- Jump in 6 months to peak in June 2022: +C$164,300
Ottawa: The overall benchmark price fell 1.1% to C$603,900 for the month – the lowest since February 2021:
- From peak in March 2022: -17.1%
- Year-to-date: -10.7%
- Decline in 10 months from peak in March 2022: -C$124,300 – going down much faster than up
- Jump to top in March 2022 in 10 months: +C$78,800.
calgary, Canada’s oil capital: The overall benchmark price rose 0.7% for the month, after seven months of decline, to C$509,900:
- From peak in May 2022: -4.2%
- Year-to-date: +6.1%
- Decline in 8 months from peak in May 2022: -C$22,300
- To peak in 9 months in May 2022: +C$68,900:
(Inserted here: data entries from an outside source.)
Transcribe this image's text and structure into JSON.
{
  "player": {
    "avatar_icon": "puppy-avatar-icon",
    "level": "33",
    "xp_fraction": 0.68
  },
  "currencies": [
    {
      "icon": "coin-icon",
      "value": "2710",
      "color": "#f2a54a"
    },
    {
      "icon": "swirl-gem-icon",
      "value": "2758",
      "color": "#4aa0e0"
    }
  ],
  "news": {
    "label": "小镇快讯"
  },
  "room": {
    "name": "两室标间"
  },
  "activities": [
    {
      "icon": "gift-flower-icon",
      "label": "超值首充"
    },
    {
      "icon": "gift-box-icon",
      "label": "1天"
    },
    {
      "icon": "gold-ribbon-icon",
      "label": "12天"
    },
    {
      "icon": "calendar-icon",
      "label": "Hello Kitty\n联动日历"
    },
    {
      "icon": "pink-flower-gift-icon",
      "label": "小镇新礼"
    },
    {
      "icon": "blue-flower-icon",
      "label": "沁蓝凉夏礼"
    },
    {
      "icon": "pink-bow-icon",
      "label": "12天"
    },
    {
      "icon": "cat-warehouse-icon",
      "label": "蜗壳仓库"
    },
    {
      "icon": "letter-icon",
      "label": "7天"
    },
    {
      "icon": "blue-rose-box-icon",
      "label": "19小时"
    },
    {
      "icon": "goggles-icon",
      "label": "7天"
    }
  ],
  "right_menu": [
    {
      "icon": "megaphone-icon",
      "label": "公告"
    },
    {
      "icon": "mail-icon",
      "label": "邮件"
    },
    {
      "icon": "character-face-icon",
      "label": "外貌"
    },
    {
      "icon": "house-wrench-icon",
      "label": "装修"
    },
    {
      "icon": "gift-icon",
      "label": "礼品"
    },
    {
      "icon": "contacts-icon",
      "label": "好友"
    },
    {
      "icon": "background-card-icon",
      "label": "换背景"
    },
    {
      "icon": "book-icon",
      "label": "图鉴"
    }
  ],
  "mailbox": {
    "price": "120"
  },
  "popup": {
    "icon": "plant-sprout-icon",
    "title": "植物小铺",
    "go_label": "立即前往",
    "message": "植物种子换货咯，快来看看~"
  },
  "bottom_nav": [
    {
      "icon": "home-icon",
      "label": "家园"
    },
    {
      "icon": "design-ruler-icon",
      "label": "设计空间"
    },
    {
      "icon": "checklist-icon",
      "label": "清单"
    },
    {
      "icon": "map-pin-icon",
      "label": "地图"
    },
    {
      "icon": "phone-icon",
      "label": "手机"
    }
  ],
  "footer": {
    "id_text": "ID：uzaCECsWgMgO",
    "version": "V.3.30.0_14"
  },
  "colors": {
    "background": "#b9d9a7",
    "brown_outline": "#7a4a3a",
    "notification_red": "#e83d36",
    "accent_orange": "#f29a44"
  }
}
Montreal: The overall benchmark price was unchanged at C$498,000 for the month:
- From peak in May 2022: -10.4%
- Year-to-date: -5.5%
- Decline in 8 months from peak in May 2022: -C$57,600
- Jump to peak in May 2022 in 7 months: +C$71,800:
Halifax-Dartmouth: What happened was just crazy. The benchmark price increased by 81% from February 2020 to the peak in May 2022, before it started unwinding.
The overall benchmark price rose 2.1% in December to January to C$490,700, after a sharp decline late last year.
- From peak in May: -10.4%
- Year-to-date: +5.4%
- Decline in 8 months since peak in May: -C$57,100
- Jumped to peak in May in 8 months: +C$113,100:
Quebec City Area: The overall benchmark price fell 4.2% to C$304,800 for the month:
- From peak in May: -9.3%
- Year-to-date: -2.8%
- Decline in 8 months since peak in May: -C$31,200
- Jumped in 7 months to peak in May: +C$42,500:
Enjoy reading WOLF STREET and want to support it? You can donate. I appreciate it very much. Click on the Beer & Iced-Tea mug to find out how:
Would you like to be notified via email when WOLF STREET publishes a new article? Sign up here,